Wear optimization of highly stressed shaping tools


20 – 30% of tools in bulk forming are manufactured from cemented carbides. In a conventional manufacturing process standardized carbide blanks are made first. These blanks are tooled by costly and complex procedures to achieve the final geometry of the forming tool. This process chain includes two cost-intensive steps, generating and cutting of cemented carbides, compensating each other in the overall process. An additional coating increases durability to wear. Since surface quality of tools in bulk forming affects the quality of work pieces significantly, forming tools are finished by burnishing. Burnishing of the tool surface is usually carried out by expert employees.

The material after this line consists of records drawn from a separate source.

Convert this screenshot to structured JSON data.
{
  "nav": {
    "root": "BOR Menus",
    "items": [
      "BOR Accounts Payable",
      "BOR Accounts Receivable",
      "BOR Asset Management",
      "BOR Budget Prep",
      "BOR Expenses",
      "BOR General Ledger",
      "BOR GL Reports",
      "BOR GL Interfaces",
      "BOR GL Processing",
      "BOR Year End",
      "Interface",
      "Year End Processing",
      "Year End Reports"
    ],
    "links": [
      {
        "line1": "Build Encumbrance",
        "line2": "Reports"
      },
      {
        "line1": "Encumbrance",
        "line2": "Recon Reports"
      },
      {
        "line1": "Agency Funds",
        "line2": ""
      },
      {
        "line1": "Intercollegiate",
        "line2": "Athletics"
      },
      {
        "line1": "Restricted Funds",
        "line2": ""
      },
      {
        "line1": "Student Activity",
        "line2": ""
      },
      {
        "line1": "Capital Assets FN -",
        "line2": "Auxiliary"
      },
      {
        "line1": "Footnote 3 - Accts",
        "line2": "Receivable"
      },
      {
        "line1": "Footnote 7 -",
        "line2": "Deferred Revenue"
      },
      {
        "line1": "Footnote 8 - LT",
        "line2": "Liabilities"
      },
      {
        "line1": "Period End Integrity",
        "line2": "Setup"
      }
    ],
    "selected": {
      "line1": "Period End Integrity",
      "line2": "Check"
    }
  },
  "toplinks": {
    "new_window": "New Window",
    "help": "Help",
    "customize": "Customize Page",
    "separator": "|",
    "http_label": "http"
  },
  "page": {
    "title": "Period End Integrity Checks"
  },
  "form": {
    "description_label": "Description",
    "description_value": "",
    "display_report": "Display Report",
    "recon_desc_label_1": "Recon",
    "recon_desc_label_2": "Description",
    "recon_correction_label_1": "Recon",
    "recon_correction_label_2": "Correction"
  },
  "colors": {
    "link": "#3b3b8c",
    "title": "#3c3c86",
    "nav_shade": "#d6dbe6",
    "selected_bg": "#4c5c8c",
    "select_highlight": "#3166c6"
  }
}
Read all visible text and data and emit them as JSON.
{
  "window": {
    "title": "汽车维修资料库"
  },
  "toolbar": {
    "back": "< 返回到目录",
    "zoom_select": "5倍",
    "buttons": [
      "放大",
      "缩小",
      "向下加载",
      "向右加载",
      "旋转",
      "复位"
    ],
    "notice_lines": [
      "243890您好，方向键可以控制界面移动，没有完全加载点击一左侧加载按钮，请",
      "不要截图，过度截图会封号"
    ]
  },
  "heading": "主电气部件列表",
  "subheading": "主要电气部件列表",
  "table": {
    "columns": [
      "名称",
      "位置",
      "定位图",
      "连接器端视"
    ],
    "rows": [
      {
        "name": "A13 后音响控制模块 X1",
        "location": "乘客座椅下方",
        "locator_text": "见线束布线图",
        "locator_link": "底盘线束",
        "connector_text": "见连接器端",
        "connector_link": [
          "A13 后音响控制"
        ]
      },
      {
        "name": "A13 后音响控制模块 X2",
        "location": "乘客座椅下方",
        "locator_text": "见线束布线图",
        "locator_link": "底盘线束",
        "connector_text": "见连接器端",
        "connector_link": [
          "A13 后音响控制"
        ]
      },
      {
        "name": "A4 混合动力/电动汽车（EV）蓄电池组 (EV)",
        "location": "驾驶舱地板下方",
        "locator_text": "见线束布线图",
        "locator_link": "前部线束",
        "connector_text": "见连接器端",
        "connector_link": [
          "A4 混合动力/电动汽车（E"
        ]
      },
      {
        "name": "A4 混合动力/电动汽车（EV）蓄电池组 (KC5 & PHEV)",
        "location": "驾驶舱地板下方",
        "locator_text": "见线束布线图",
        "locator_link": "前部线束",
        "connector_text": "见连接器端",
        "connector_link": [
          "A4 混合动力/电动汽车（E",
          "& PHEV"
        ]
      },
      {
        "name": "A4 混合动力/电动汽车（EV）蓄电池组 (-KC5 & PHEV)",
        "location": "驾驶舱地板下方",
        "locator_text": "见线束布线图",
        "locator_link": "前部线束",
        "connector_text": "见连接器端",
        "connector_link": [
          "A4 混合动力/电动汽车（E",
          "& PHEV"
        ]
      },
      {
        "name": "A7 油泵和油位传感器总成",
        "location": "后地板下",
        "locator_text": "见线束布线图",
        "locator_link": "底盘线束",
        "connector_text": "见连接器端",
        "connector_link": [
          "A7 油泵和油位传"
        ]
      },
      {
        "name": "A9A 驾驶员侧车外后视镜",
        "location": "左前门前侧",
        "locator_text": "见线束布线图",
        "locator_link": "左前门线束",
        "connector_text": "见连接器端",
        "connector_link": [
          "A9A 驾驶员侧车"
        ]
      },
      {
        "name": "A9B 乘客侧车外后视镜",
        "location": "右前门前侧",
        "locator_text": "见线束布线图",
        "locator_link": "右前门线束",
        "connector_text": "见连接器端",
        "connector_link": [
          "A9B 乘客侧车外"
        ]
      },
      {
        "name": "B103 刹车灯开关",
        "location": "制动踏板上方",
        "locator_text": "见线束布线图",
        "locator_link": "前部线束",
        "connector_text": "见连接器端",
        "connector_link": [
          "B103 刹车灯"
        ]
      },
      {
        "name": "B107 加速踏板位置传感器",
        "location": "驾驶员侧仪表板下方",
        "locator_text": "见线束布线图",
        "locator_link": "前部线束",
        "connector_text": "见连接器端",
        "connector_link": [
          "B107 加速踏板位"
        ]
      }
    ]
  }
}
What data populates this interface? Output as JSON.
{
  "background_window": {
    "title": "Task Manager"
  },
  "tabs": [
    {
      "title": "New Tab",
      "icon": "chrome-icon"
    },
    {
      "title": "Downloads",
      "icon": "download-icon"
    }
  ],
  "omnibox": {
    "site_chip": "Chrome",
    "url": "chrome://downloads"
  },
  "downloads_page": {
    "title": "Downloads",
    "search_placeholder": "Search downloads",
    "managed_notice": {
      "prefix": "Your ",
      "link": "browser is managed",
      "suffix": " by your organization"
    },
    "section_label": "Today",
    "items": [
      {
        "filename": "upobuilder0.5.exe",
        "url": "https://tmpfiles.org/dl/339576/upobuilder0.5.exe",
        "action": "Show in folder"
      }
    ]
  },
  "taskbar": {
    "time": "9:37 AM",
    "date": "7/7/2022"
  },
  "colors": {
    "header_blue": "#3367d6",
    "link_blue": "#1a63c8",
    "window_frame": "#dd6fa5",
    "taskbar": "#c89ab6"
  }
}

This project aims on substituting generating and cutting of cemented carbide blanks by additive manufacturing. In this stage of production a near-net-shape blank (NNS-blank) is generated directly from carbide powder. This can be achieved by different additive manufacturing processes as 3D-metal-printing or by procedures with a negative mould of the NNS-blank. When using a negative mould, the powder can be additionally compressed by machine hammer peening (MHP) before sintering. By the use of additive manufacturing a time and cost advantage is spawned over the conventional process. The application of machine hammer peening to finish tool surfaces provides further time and technological benefits. By achieving comparable surface characteristics, MHP requires just a fractional amount of time as manual burnishing. Further more, specific tool areas can be designed stress-related using an increase of hardness by cold forming and placing residual stresses.

In a first step forming forces are determined in a simulative reference forming process, which are used to calculate the resulting stresses of the forming tool. Thereby, residual stresses can be placed specific in critical tool areas by machine hammer peening, as well as surface finish will be performed. In sliding compression tests manufactured tool samples are investigated tribologically and wear characteristics are determined.

Finally, the tools of the new developed process chain are tested under real, industrial conditions and their performance is compared to conventional manufactured shaping tools.


The PtU would like to thank the partner institutes and the participating companies for their support in the implementation of this project:

  • Institut für Angewandte Materialien (KIT)
  • Institut für Fertigungstechnik (TU Wien)
  • RHP-Technology GmbH
  • accurapuls GmbH
  • AT Space GmbH
  • Boehlerit GmbH & Co.KG
  • DIMAB Spezialschweißarbeiten GmbH & Co. KG
  • Ecoroll AG Werkzeugtechnik
  • Ernst Wittner GesmbH
  • Felss Systems GmbH
  • Gerhard Rauch Ges.m.b.H.
  • INDAT Modellbau Formenbau Werkzeugbau GmbH
  • Kamax Tools and Equipement GmbH
  • LG Technology Center Europe
  • LS-Mechanik GmbH
  • Neuman Aluminium Fließpresswerk GmbH
  • Hartmetall-Werkzeugfabrik Paul Horn GmbH
  • Rosswag GmbH
  • SBI Produktion techn. Anlagen GmbH & Co.KG
  • TiroTool Werkzeugsysteme GmbH
  • Thomas GmbH
  • Thyssen Krupp Presta AG
  • Wezel GmbH Kaltumform-Technik